# Exercise brief
All lines that hold the string "warning" should be copied. Find them in the listing below.

# Extracted records
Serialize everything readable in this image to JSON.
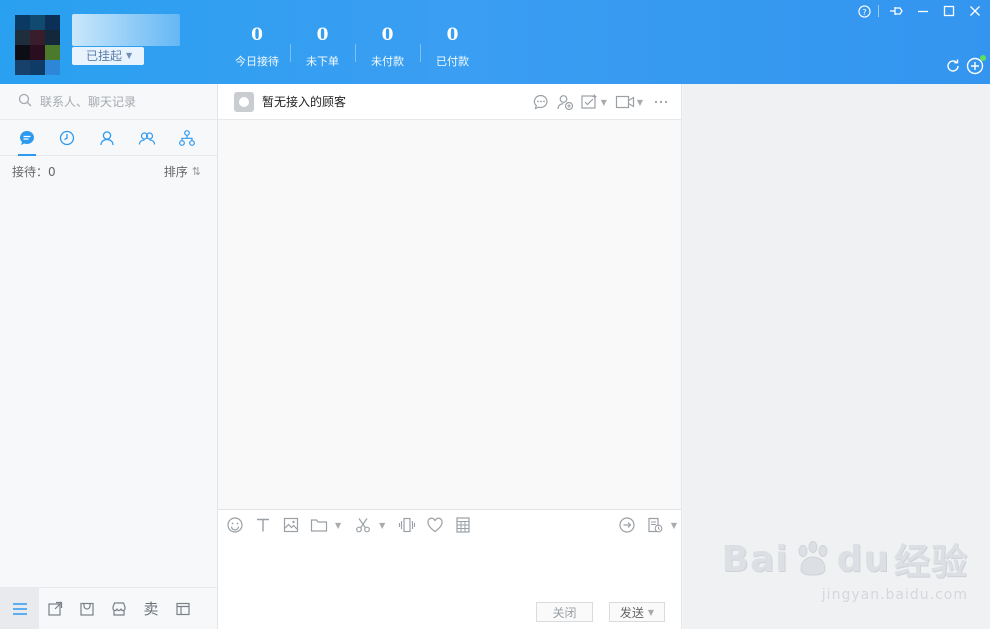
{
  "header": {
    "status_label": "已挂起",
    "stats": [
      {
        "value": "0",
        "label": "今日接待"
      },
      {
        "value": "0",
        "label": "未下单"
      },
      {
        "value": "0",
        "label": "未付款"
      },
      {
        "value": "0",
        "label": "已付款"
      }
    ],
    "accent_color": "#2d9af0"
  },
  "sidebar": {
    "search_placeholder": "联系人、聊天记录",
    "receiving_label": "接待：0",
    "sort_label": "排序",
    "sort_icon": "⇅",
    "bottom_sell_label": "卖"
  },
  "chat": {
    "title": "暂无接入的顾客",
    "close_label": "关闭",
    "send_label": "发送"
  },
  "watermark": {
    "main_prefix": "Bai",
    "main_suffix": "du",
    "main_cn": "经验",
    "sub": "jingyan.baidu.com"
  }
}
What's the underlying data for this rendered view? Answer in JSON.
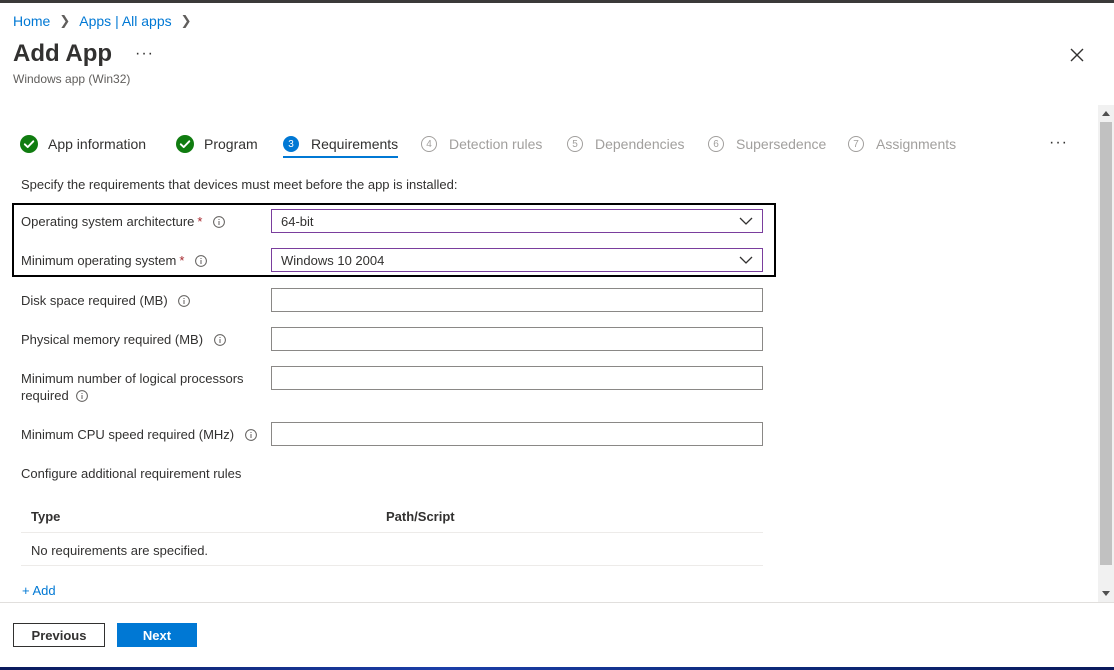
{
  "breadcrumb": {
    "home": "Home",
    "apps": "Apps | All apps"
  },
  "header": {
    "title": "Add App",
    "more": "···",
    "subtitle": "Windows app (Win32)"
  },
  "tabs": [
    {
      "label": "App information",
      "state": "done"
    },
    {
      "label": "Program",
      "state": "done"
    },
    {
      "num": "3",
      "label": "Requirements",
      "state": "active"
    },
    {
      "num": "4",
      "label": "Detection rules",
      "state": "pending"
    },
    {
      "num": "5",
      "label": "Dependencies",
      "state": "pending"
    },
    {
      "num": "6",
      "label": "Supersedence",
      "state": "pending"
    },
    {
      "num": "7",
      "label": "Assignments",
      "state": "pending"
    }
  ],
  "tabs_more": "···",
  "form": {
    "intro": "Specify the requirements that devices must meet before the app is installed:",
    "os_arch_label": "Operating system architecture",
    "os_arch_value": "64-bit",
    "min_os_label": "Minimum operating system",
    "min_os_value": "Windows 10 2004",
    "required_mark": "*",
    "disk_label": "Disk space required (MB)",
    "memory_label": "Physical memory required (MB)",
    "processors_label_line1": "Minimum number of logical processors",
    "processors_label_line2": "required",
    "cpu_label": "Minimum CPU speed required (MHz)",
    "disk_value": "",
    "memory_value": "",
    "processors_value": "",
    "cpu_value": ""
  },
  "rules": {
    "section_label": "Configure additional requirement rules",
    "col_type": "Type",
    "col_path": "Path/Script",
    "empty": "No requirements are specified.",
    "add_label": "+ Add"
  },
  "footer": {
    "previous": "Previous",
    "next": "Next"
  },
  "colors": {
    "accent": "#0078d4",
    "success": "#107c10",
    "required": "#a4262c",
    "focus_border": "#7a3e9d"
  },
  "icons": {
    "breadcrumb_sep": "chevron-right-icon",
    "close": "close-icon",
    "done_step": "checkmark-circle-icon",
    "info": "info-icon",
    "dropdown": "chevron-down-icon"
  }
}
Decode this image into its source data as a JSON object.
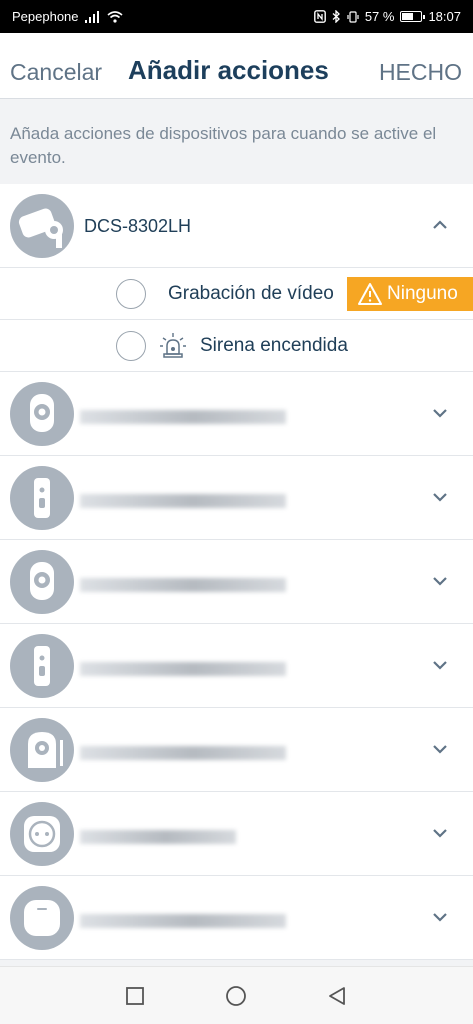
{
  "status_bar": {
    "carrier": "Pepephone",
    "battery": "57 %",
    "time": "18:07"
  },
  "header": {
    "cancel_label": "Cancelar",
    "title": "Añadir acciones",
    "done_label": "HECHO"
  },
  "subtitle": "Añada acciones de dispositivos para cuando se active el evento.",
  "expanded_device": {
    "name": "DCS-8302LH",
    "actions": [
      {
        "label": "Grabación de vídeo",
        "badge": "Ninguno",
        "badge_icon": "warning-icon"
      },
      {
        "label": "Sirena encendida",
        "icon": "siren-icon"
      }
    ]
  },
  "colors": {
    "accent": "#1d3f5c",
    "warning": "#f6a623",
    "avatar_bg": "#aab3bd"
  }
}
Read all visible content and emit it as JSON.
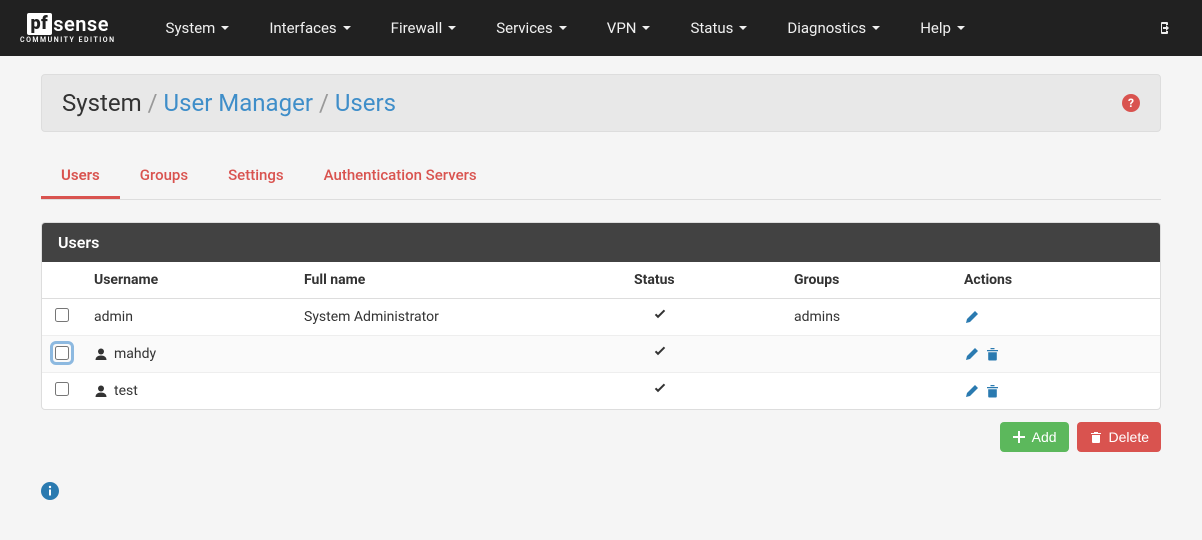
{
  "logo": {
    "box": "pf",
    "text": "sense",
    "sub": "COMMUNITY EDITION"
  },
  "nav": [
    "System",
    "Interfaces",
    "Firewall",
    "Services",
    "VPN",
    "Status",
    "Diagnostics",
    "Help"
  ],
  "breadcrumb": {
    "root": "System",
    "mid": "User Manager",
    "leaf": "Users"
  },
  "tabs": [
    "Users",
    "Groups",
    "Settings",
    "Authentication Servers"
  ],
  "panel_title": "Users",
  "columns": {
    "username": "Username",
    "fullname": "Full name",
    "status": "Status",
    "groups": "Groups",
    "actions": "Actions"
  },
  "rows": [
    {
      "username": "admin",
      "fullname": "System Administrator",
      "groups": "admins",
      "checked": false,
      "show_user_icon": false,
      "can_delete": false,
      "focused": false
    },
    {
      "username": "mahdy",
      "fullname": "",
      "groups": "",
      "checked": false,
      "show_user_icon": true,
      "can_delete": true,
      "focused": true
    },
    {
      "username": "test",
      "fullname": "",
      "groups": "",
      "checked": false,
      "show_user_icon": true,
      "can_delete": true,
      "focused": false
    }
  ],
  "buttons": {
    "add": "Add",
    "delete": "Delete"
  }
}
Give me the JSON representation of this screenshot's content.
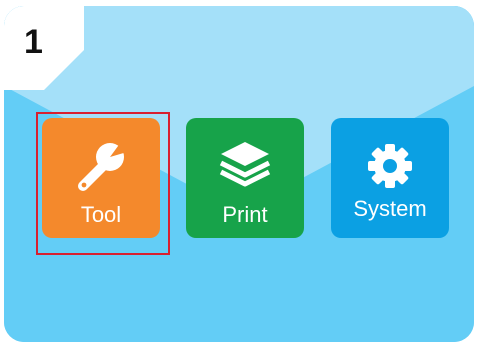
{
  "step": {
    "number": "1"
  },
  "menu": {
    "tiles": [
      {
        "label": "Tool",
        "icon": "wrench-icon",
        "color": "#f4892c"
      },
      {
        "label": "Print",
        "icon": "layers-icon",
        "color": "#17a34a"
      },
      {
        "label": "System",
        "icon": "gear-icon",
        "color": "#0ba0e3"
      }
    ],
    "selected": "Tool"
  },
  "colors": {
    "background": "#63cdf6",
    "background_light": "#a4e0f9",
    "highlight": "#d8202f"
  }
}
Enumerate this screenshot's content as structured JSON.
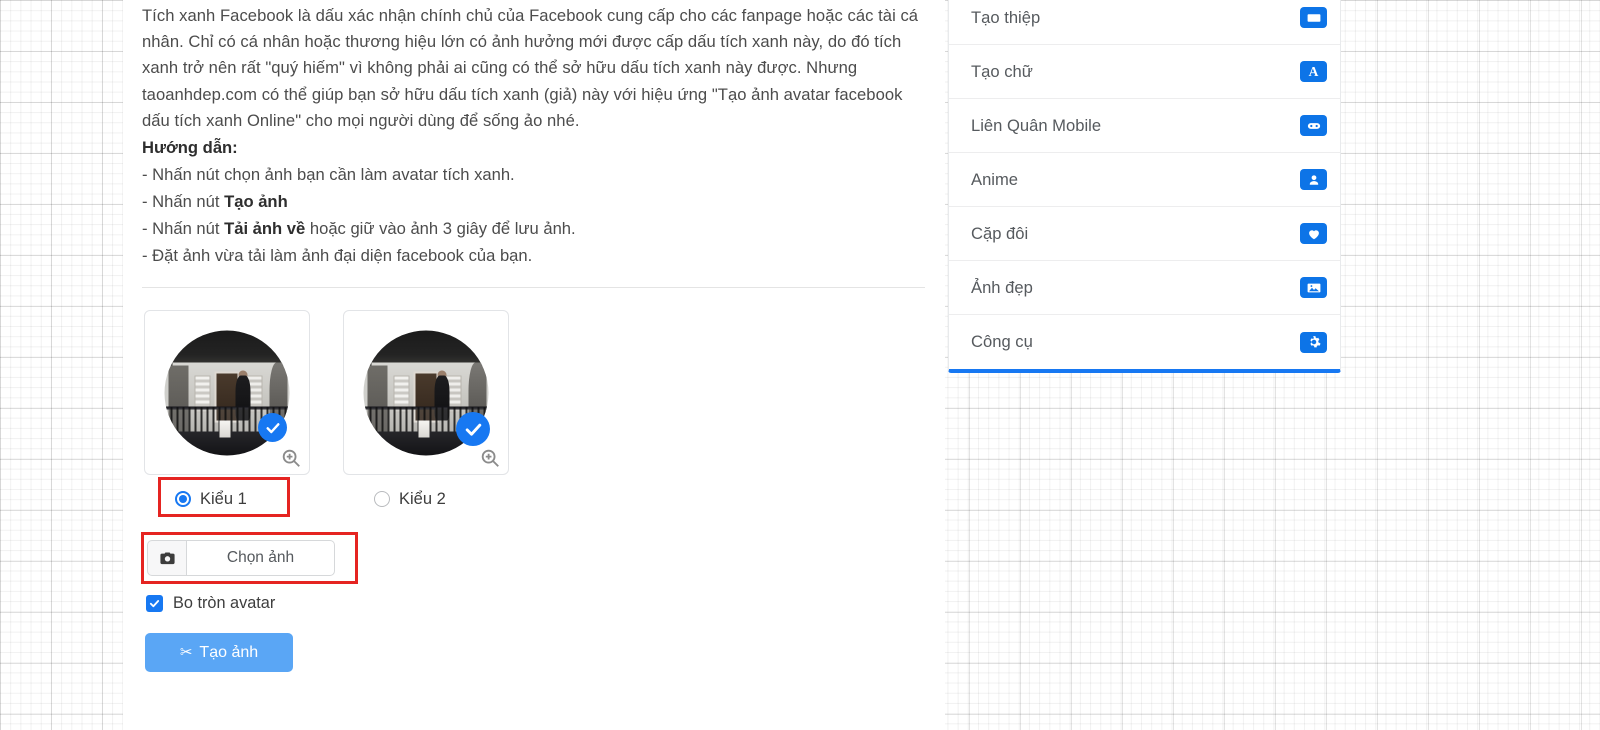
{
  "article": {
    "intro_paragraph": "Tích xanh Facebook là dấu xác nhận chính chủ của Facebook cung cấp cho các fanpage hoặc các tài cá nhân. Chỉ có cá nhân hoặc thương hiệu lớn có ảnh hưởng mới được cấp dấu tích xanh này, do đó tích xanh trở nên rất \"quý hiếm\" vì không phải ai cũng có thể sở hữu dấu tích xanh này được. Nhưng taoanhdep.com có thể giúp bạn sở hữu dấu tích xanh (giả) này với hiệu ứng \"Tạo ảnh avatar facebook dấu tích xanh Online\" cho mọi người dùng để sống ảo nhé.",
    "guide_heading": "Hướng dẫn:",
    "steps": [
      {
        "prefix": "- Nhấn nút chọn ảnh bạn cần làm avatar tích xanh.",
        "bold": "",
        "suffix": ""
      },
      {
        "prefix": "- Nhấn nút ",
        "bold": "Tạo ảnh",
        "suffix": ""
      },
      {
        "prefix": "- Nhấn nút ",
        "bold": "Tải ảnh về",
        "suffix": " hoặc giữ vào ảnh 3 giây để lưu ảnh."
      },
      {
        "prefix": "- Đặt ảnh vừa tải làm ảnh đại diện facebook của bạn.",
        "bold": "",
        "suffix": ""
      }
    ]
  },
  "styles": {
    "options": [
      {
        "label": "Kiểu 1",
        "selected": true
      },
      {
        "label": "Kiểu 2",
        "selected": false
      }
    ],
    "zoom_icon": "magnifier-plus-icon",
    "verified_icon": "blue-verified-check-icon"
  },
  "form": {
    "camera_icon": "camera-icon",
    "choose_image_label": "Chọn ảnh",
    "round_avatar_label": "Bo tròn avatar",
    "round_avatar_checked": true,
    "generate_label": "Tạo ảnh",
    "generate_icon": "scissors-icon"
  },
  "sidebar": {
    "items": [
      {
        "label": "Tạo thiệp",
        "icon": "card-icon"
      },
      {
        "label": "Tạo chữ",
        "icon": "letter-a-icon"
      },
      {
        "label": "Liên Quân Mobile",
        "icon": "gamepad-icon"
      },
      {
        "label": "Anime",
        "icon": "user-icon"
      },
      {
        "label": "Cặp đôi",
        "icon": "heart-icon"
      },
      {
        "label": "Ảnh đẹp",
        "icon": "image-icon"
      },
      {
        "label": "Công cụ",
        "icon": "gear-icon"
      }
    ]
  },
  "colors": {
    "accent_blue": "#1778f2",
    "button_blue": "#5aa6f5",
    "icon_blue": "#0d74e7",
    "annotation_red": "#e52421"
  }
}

# Answer to the exercise
        "badge_icon": "warning-icon"
    "warning": "#f6a623",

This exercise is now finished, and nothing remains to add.